EXERCISE GOAL → Go through the records and give each one again exactly, omitting the images.

BEGIN

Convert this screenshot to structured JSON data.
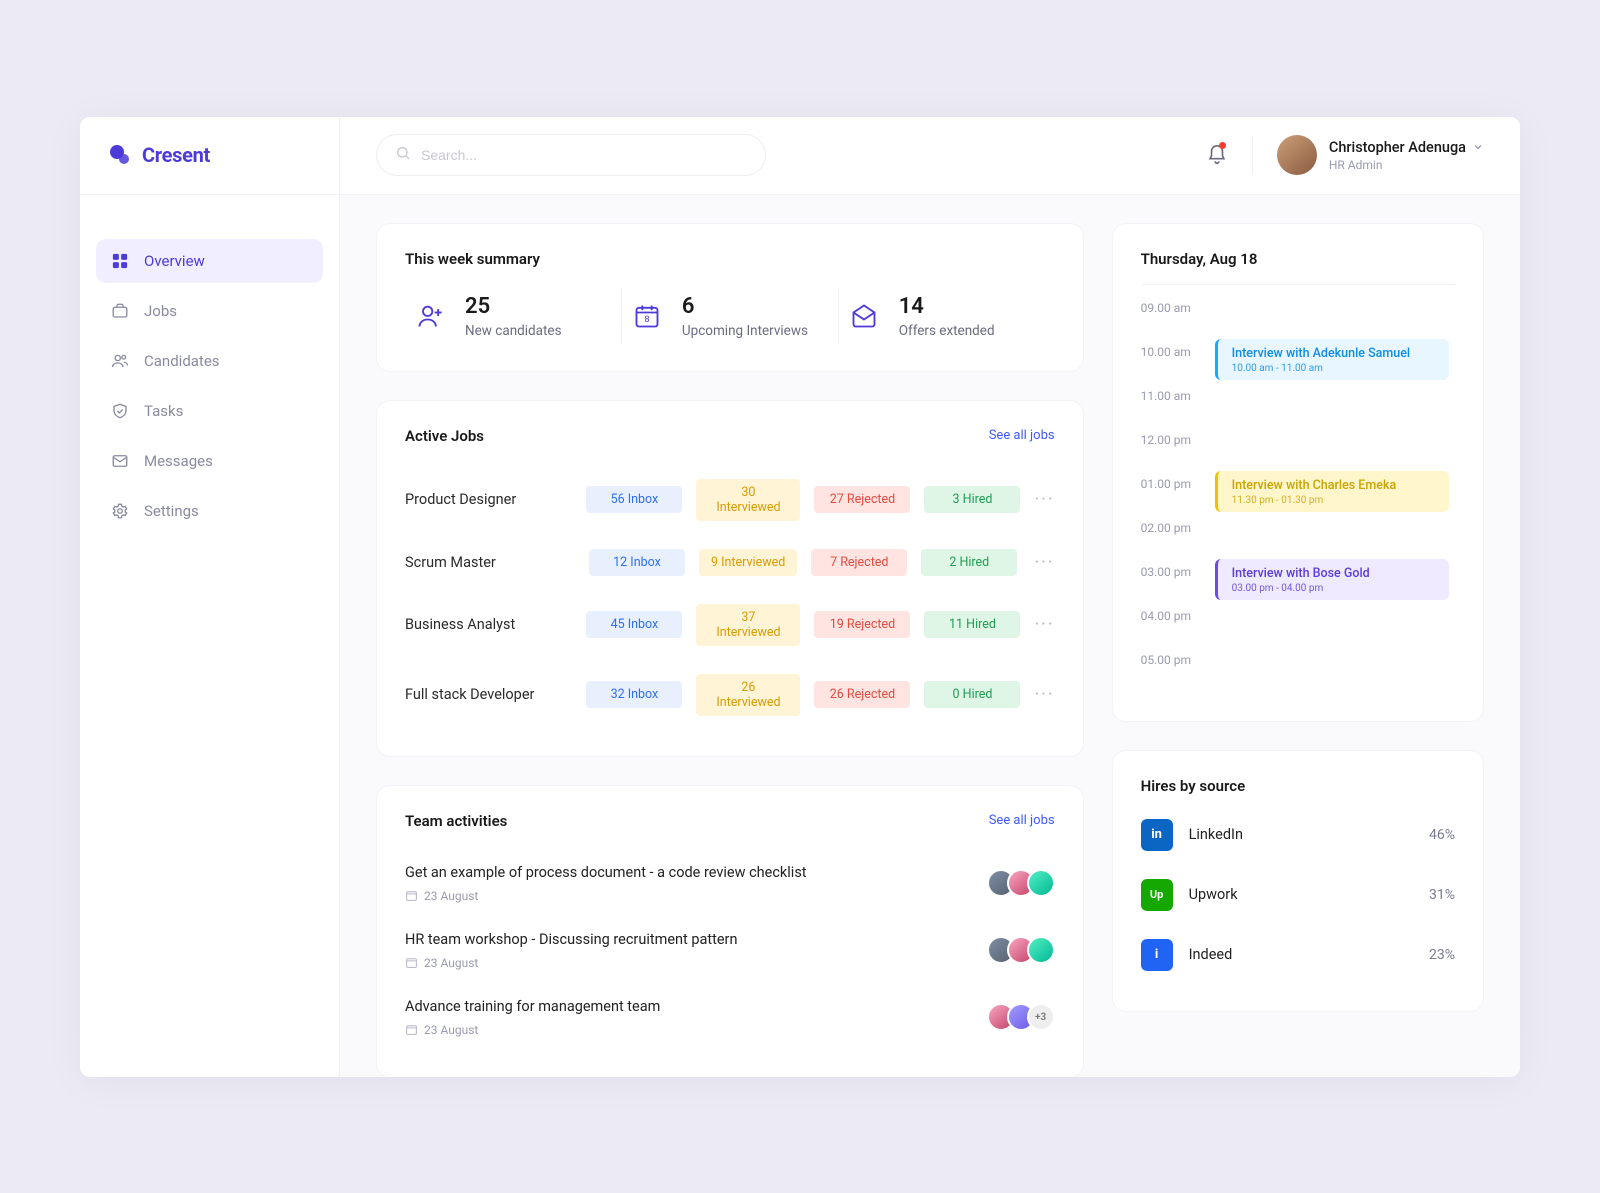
{
  "brand": {
    "name": "Cresent"
  },
  "nav": {
    "items": [
      {
        "label": "Overview",
        "icon": "grid-icon",
        "active": true
      },
      {
        "label": "Jobs",
        "icon": "briefcase-icon",
        "active": false
      },
      {
        "label": "Candidates",
        "icon": "users-icon",
        "active": false
      },
      {
        "label": "Tasks",
        "icon": "shield-check-icon",
        "active": false
      },
      {
        "label": "Messages",
        "icon": "mail-icon",
        "active": false
      },
      {
        "label": "Settings",
        "icon": "gear-icon",
        "active": false
      }
    ]
  },
  "search": {
    "placeholder": "Search..."
  },
  "user": {
    "name": "Christopher Adenuga",
    "role": "HR Admin"
  },
  "summary": {
    "title": "This week summary",
    "stats": [
      {
        "value": "25",
        "label": "New candidates",
        "icon": "user-plus-icon"
      },
      {
        "value": "6",
        "label": "Upcoming Interviews",
        "icon": "calendar-icon"
      },
      {
        "value": "14",
        "label": "Offers extended",
        "icon": "mail-open-icon"
      }
    ]
  },
  "jobs": {
    "title": "Active Jobs",
    "see_all": "See all jobs",
    "rows": [
      {
        "name": "Product Designer",
        "inbox": "56 Inbox",
        "interviewed": "30 Interviewed",
        "rejected": "27 Rejected",
        "hired": "3 Hired"
      },
      {
        "name": "Scrum Master",
        "inbox": "12 Inbox",
        "interviewed": "9 Interviewed",
        "rejected": "7 Rejected",
        "hired": "2 Hired"
      },
      {
        "name": "Business Analyst",
        "inbox": "45 Inbox",
        "interviewed": "37 Interviewed",
        "rejected": "19 Rejected",
        "hired": "11 Hired"
      },
      {
        "name": "Full stack Developer",
        "inbox": "32 Inbox",
        "interviewed": "26 Interviewed",
        "rejected": "26 Rejected",
        "hired": "0 Hired"
      }
    ]
  },
  "activities": {
    "title": "Team activities",
    "see_all": "See all jobs",
    "items": [
      {
        "title": "Get an example of process document - a code review checklist",
        "date": "23 August",
        "extra": ""
      },
      {
        "title": "HR team workshop - Discussing recruitment pattern",
        "date": "23 August",
        "extra": ""
      },
      {
        "title": "Advance training for management team",
        "date": "23 August",
        "extra": "+3"
      }
    ]
  },
  "schedule": {
    "date": "Thursday, Aug 18",
    "slots": [
      "09.00 am",
      "10.00 am",
      "11.00 am",
      "12.00 pm",
      "01.00 pm",
      "02.00 pm",
      "03.00 pm",
      "04.00 pm",
      "05.00 pm"
    ],
    "events": [
      {
        "at": 1,
        "cls": "ev-blue",
        "title": "Interview with Adekunle Samuel",
        "time": "10.00 am - 11.00 am"
      },
      {
        "at": 4,
        "cls": "ev-yellow",
        "title": "Interview with Charles Emeka",
        "time": "11.30 pm - 01.30 pm"
      },
      {
        "at": 6,
        "cls": "ev-purple",
        "title": "Interview with Bose Gold",
        "time": "03.00 pm - 04.00 pm"
      }
    ]
  },
  "hires": {
    "title": "Hires by source",
    "sources": [
      {
        "name": "LinkedIn",
        "pct": "46%",
        "cls": "src-linkedin",
        "glyph": "in"
      },
      {
        "name": "Upwork",
        "pct": "31%",
        "cls": "src-upwork",
        "glyph": "Up"
      },
      {
        "name": "Indeed",
        "pct": "23%",
        "cls": "src-indeed",
        "glyph": "i"
      }
    ]
  }
}
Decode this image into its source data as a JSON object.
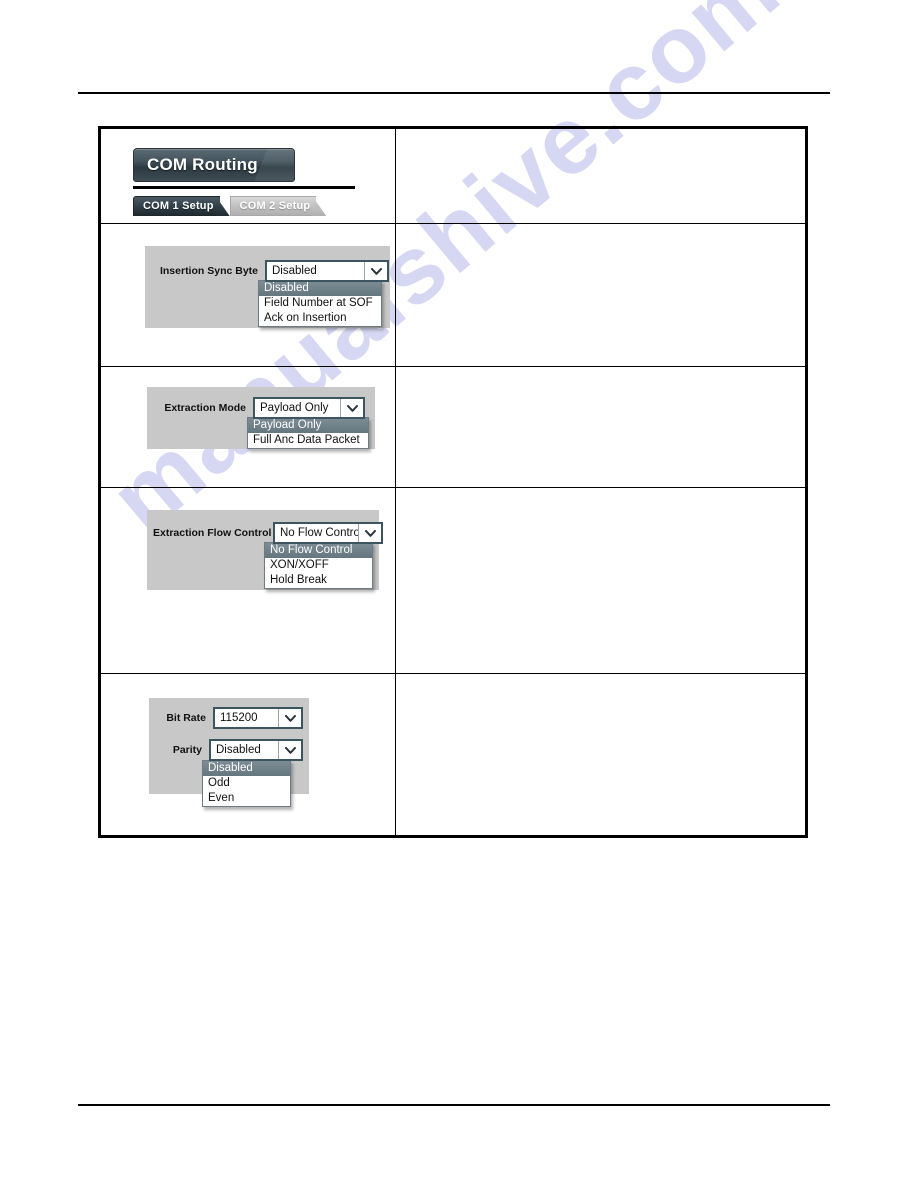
{
  "page": {
    "watermark": "manualshive.com"
  },
  "panel": {
    "title": "COM Routing",
    "tabs": [
      {
        "label": "COM 1 Setup",
        "active": true
      },
      {
        "label": "COM 2 Setup",
        "active": false
      }
    ]
  },
  "rows": [
    {
      "name": "header-row",
      "controls": []
    },
    {
      "name": "insertion-sync-byte-row",
      "controls": [
        {
          "label": "Insertion Sync Byte",
          "value": "Disabled",
          "options": [
            "Disabled",
            "Field Number at SOF",
            "Ack on Insertion"
          ],
          "selected_index": 0
        }
      ]
    },
    {
      "name": "extraction-mode-row",
      "controls": [
        {
          "label": "Extraction Mode",
          "value": "Payload Only",
          "options": [
            "Payload Only",
            "Full Anc Data Packet"
          ],
          "selected_index": 0
        }
      ]
    },
    {
      "name": "extraction-flow-control-row",
      "controls": [
        {
          "label": "Extraction Flow Control",
          "value": "No Flow Control",
          "options": [
            "No Flow Control",
            "XON/XOFF",
            "Hold Break"
          ],
          "selected_index": 0
        }
      ]
    },
    {
      "name": "serial-parameters-row",
      "controls": [
        {
          "label": "Bit Rate",
          "value": "115200",
          "options": [],
          "selected_index": -1
        },
        {
          "label": "Parity",
          "value": "Disabled",
          "options": [
            "Disabled",
            "Odd",
            "Even"
          ],
          "selected_index": 0
        }
      ]
    }
  ],
  "colors": {
    "panel_bg": "#c8c8c8",
    "banner_dark": "#2c3940",
    "combo_border": "#3d5560",
    "highlight": "#64767f",
    "watermark": "#c9caf0"
  },
  "icons": {
    "dropdown": "chevron-down-icon"
  }
}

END

SOLUTION FOR THIS PROBLEM →
Convert this screenshot to structured JSON data.
{
  "brand": {
    "name": "Cresent"
  },
  "nav": {
    "items": [
      {
        "label": "Overview",
        "icon": "grid-icon",
        "active": true
      },
      {
        "label": "Jobs",
        "icon": "briefcase-icon",
        "active": false
      },
      {
        "label": "Candidates",
        "icon": "users-icon",
        "active": false
      },
      {
        "label": "Tasks",
        "icon": "shield-check-icon",
        "active": false
      },
      {
        "label": "Messages",
        "icon": "mail-icon",
        "active": false
      },
      {
        "label": "Settings",
        "icon": "gear-icon",
        "active": false
      }
    ]
  },
  "search": {
    "placeholder": "Search..."
  },
  "user": {
    "name": "Christopher Adenuga",
    "role": "HR Admin"
  },
  "summary": {
    "title": "This week summary",
    "stats": [
      {
        "value": "25",
        "label": "New candidates",
        "icon": "user-plus-icon"
      },
      {
        "value": "6",
        "label": "Upcoming Interviews",
        "icon": "calendar-icon"
      },
      {
        "value": "14",
        "label": "Offers extended",
        "icon": "mail-open-icon"
      }
    ]
  },
  "jobs": {
    "title": "Active Jobs",
    "see_all": "See all jobs",
    "rows": [
      {
        "name": "Product Designer",
        "inbox": "56 Inbox",
        "interviewed": "30 Interviewed",
        "rejected": "27 Rejected",
        "hired": "3 Hired"
      },
      {
        "name": "Scrum Master",
        "inbox": "12 Inbox",
        "interviewed": "9 Interviewed",
        "rejected": "7 Rejected",
        "hired": "2 Hired"
      },
      {
        "name": "Business Analyst",
        "inbox": "45 Inbox",
        "interviewed": "37 Interviewed",
        "rejected": "19 Rejected",
        "hired": "11 Hired"
      },
      {
        "name": "Full stack Developer",
        "inbox": "32 Inbox",
        "interviewed": "26 Interviewed",
        "rejected": "26 Rejected",
        "hired": "0 Hired"
      }
    ]
  },
  "activities": {
    "title": "Team activities",
    "see_all": "See all jobs",
    "items": [
      {
        "title": "Get an example of process document - a code review checklist",
        "date": "23 August",
        "extra": ""
      },
      {
        "title": "HR team workshop - Discussing recruitment pattern",
        "date": "23 August",
        "extra": ""
      },
      {
        "title": "Advance training for management team",
        "date": "23 August",
        "extra": "+3"
      }
    ]
  },
  "schedule": {
    "date": "Thursday, Aug 18",
    "slots": [
      "09.00 am",
      "10.00 am",
      "11.00 am",
      "12.00 pm",
      "01.00 pm",
      "02.00 pm",
      "03.00 pm",
      "04.00 pm",
      "05.00 pm"
    ],
    "events": [
      {
        "at": 1,
        "cls": "ev-blue",
        "title": "Interview with Adekunle Samuel",
        "time": "10.00 am - 11.00 am"
      },
      {
        "at": 4,
        "cls": "ev-yellow",
        "title": "Interview with Charles Emeka",
        "time": "11.30 pm - 01.30 pm"
      },
      {
        "at": 6,
        "cls": "ev-purple",
        "title": "Interview with Bose Gold",
        "time": "03.00 pm - 04.00 pm"
      }
    ]
  },
  "hires": {
    "title": "Hires by source",
    "sources": [
      {
        "name": "LinkedIn",
        "pct": "46%",
        "cls": "src-linkedin",
        "glyph": "in"
      },
      {
        "name": "Upwork",
        "pct": "31%",
        "cls": "src-upwork",
        "glyph": "Up"
      },
      {
        "name": "Indeed",
        "pct": "23%",
        "cls": "src-indeed",
        "glyph": "i"
      }
    ]
  }
}
Decode this image into its source data as a JSON object.
{
  "page": {
    "watermark": "manualshive.com"
  },
  "panel": {
    "title": "COM Routing",
    "tabs": [
      {
        "label": "COM 1 Setup",
        "active": true
      },
      {
        "label": "COM 2 Setup",
        "active": false
      }
    ]
  },
  "rows": [
    {
      "name": "header-row",
      "controls": []
    },
    {
      "name": "insertion-sync-byte-row",
      "controls": [
        {
          "label": "Insertion Sync Byte",
          "value": "Disabled",
          "options": [
            "Disabled",
            "Field Number at SOF",
            "Ack on Insertion"
          ],
          "selected_index": 0
        }
      ]
    },
    {
      "name": "extraction-mode-row",
      "controls": [
        {
          "label": "Extraction Mode",
          "value": "Payload Only",
          "options": [
            "Payload Only",
            "Full Anc Data Packet"
          ],
          "selected_index": 0
        }
      ]
    },
    {
      "name": "extraction-flow-control-row",
      "controls": [
        {
          "label": "Extraction Flow Control",
          "value": "No Flow Control",
          "options": [
            "No Flow Control",
            "XON/XOFF",
            "Hold Break"
          ],
          "selected_index": 0
        }
      ]
    },
    {
      "name": "serial-parameters-row",
      "controls": [
        {
          "label": "Bit Rate",
          "value": "115200",
          "options": [],
          "selected_index": -1
        },
        {
          "label": "Parity",
          "value": "Disabled",
          "options": [
            "Disabled",
            "Odd",
            "Even"
          ],
          "selected_index": 0
        }
      ]
    }
  ],
  "colors": {
    "panel_bg": "#c8c8c8",
    "banner_dark": "#2c3940",
    "combo_border": "#3d5560",
    "highlight": "#64767f",
    "watermark": "#c9caf0"
  },
  "icons": {
    "dropdown": "chevron-down-icon"
  }
}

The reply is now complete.